This spring break we took 72(!) students to Puerto Rico as part of our Leadership Academy. Of course it was also an excellent opportunity for photography. I took along my D810, 28-70, 80-200, and 50mm, along with a Nikon J1 with the underwater housing (which, sadly, was lost in a waterfall; I don’t want to talk about it). A few of the images are below.
I am traveling through the west coast, starting with Las Vegas. In at least 6 visits I have never so much as pulled the arm of a slot machine. But I have snuck out twice to take pictures at sunrise in the Red Rocks Canyon National Park. Yesterday I had a few hours so I was able to amble among the rocks themselves around Calico 1. Just beautiful and breathtaking. And still not enough time.
I am working from an iPad so these images have no or very little edits to them. Shot with D810 and Nikkor 28-70 f2.8 or Tokina 20-35 f2.8.
Our son Mack is buried in this beautiful and historic cemetery. Many of the graves go back to the 18th century and is concerned by many to be the birthplace of Memorial Day. (The picture of the “three widows” commemorates that original, impromptu Civil War remembrance.) We chose this cemetery because on one side of it are soccer fields where he would play and on the other is the Military Museum where we would often go to see the visiting soldiers and their military vehicles.
Word came to us this afternoon that some person(s) desecrated over 50 graves last night, topping over and breaking headstones and markers. We went out to check on Mack’s grave (it was fine, albeit with a fair helping of bird poo) and while there I wanted to document some of the damage. This is, as a friend of mine would say, evidence of the depravity of humans. Such actions are despicable and deplorable. All this creation is holy, but when some portion is given over to the internment and memorial of those who have died it is to be referred, honored, and respected regardless of religion, tradition, or community.

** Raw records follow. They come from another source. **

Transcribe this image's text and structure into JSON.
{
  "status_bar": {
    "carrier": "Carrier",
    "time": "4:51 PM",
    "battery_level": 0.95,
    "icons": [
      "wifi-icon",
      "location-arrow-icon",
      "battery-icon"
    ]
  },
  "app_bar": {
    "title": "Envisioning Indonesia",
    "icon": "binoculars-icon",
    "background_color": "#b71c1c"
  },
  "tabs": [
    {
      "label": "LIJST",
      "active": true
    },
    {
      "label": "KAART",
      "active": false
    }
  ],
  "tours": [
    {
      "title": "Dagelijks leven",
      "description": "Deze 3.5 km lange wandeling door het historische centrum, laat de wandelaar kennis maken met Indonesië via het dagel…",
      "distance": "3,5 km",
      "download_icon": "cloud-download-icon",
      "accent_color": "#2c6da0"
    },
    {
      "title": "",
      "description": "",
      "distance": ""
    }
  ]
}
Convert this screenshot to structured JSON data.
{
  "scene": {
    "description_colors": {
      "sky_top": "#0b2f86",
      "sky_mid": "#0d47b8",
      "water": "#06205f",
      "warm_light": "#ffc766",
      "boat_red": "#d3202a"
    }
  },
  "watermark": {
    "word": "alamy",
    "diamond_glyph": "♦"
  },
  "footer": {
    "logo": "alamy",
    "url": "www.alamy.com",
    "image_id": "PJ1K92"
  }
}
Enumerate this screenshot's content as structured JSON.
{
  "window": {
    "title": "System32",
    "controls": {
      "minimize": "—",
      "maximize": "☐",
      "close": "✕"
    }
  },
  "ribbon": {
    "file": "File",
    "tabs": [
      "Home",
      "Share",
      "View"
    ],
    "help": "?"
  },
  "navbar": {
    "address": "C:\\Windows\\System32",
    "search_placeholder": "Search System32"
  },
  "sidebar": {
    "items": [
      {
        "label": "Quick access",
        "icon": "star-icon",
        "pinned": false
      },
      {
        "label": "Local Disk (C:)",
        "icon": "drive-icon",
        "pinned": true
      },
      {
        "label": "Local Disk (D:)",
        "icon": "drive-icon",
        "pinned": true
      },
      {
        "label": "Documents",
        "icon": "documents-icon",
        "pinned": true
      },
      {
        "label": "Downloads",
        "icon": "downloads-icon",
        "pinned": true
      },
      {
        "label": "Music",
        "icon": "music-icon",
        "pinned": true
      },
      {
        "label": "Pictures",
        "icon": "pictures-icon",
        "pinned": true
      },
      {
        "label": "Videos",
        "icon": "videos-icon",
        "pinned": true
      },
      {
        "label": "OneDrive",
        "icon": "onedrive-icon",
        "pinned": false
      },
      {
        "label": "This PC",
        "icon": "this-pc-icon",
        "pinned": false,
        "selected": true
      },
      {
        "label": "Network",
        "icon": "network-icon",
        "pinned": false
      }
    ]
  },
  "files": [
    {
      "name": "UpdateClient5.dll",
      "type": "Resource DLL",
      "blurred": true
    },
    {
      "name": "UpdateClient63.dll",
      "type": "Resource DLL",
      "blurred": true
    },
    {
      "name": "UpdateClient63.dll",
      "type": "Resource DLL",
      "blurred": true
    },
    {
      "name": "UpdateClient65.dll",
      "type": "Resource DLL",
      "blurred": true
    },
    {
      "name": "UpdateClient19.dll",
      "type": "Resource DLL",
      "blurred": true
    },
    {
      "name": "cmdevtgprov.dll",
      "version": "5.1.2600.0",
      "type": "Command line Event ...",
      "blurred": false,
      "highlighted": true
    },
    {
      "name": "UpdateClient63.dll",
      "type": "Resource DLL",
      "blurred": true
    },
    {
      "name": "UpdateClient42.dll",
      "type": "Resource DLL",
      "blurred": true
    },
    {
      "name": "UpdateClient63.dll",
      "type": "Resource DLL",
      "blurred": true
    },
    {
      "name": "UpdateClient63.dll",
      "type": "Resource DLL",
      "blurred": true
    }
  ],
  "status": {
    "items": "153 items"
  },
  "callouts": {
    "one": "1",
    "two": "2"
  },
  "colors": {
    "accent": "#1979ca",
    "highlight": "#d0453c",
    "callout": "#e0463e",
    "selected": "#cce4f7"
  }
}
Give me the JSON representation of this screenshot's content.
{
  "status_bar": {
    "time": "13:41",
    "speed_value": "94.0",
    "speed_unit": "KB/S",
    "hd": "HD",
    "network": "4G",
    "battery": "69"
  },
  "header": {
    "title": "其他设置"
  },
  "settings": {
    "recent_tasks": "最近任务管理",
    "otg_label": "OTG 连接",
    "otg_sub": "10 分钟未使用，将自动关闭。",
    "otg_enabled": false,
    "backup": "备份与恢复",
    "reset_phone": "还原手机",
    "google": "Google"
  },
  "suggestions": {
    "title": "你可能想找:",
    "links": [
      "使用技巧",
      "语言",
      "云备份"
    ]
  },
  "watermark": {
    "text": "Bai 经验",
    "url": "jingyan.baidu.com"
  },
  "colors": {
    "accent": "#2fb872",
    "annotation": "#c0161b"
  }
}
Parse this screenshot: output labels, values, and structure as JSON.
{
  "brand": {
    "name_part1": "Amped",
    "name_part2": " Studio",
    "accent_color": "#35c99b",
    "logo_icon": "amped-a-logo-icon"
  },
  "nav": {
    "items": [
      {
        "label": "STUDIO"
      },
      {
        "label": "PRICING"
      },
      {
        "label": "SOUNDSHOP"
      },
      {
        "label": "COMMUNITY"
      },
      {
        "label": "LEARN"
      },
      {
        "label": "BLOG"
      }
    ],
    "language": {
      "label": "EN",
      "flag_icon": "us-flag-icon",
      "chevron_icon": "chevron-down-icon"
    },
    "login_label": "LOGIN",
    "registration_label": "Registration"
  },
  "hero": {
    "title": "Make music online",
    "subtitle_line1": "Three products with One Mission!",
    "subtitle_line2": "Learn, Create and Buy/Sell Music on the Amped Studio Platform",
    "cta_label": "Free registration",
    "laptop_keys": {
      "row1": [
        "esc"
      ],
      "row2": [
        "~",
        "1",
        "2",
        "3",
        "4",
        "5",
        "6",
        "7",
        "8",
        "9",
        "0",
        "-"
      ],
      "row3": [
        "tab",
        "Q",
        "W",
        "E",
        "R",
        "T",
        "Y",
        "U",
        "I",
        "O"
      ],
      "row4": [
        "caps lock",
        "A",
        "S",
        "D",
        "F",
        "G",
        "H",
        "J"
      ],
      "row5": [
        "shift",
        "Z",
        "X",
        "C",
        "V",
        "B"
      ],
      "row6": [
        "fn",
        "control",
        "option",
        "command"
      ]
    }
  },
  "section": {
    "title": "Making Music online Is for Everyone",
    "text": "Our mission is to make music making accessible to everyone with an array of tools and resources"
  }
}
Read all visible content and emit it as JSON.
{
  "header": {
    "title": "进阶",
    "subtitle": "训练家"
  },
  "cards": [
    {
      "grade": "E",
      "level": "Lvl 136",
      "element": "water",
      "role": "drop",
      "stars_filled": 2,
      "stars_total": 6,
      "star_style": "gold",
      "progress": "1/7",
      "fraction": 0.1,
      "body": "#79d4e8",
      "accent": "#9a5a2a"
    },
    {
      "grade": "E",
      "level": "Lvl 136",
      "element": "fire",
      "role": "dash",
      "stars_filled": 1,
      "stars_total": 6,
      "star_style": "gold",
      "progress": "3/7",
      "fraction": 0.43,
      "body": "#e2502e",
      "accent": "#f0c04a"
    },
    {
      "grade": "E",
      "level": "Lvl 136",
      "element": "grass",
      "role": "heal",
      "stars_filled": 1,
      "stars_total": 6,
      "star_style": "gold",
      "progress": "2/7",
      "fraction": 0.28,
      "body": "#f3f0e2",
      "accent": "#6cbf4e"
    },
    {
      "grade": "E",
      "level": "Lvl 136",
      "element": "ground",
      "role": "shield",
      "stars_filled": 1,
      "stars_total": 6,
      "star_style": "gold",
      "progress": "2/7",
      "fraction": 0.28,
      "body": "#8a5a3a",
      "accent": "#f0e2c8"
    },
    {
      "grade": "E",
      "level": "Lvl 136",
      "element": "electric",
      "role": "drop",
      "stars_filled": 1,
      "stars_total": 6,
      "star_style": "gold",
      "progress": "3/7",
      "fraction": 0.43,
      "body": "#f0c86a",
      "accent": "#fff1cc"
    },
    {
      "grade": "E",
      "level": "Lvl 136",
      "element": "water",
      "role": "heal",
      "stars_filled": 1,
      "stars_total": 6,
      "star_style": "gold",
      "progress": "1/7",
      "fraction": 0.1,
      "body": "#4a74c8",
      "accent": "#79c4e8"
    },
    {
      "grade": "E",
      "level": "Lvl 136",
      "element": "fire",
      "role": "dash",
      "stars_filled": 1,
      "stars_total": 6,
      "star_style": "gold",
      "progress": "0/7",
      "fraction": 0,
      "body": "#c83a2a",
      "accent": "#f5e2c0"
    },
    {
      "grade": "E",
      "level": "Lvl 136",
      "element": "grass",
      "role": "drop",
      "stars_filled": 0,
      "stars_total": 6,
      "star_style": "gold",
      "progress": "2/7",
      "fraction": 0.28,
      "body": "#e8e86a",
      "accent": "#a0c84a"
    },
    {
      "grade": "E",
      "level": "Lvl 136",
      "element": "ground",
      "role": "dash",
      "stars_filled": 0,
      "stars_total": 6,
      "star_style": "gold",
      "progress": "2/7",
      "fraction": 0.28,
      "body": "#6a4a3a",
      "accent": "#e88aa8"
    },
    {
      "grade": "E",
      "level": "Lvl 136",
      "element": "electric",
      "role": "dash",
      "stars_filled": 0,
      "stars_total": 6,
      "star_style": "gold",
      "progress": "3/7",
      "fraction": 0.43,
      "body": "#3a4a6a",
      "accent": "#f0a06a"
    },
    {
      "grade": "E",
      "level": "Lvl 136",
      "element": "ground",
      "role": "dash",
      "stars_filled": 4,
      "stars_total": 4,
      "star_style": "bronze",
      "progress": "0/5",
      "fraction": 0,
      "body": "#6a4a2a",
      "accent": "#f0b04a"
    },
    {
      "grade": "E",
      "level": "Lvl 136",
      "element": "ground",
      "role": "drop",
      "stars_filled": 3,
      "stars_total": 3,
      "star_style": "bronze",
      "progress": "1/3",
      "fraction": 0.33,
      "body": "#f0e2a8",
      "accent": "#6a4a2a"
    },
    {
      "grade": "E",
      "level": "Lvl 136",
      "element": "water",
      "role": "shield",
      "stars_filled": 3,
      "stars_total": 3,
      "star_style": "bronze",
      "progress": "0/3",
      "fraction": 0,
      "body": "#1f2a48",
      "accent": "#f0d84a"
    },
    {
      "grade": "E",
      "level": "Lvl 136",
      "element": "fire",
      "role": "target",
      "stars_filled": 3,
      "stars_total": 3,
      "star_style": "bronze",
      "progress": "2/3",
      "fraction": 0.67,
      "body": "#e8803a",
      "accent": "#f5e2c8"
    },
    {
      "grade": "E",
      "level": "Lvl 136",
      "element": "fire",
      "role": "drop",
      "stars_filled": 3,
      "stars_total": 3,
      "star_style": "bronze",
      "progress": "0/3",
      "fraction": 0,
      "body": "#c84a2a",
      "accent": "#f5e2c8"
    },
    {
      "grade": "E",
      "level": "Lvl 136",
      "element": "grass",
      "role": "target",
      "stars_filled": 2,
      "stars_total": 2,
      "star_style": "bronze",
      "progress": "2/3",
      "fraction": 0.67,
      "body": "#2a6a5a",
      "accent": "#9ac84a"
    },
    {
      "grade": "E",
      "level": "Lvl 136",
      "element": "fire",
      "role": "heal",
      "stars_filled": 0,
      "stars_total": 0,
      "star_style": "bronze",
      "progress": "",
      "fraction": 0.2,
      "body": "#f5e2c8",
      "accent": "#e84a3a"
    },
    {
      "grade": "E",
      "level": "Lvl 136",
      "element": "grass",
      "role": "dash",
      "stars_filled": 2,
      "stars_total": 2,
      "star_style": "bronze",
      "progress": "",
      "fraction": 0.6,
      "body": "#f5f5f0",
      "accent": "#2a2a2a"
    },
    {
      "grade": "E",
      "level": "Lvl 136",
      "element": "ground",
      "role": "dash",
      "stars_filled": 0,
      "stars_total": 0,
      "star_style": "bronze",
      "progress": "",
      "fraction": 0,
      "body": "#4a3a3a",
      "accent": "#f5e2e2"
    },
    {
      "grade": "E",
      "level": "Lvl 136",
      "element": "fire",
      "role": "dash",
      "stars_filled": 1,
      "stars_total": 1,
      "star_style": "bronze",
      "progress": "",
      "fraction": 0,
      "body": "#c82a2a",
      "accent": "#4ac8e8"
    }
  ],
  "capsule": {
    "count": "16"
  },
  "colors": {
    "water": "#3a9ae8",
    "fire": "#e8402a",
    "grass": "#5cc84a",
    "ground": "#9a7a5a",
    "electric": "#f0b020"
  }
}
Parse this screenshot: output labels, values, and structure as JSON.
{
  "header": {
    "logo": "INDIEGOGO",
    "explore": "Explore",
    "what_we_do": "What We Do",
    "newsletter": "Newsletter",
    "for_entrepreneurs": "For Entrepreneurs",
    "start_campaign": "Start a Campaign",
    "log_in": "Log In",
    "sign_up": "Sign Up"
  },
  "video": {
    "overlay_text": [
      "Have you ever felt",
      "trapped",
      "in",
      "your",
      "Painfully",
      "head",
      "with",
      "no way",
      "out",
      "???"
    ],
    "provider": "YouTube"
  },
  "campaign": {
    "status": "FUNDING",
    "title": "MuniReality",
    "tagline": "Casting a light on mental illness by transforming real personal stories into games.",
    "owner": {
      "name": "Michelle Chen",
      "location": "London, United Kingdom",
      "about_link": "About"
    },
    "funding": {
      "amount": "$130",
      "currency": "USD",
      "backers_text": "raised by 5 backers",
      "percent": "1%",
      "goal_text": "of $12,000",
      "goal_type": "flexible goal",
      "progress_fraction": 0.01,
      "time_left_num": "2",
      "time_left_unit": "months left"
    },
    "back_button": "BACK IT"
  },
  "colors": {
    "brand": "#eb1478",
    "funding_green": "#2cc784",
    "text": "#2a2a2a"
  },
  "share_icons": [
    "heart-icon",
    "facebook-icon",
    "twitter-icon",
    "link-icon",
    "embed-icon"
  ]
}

I have had the good fortune of being able to spend this month with my family in Freiburg, Germany to do research and write. Of course I have my camera with me as well. We have done and will do a bit of travel as well. So here are a first few just from Freiburg. (I have posted images from this beautiful town a few times before.)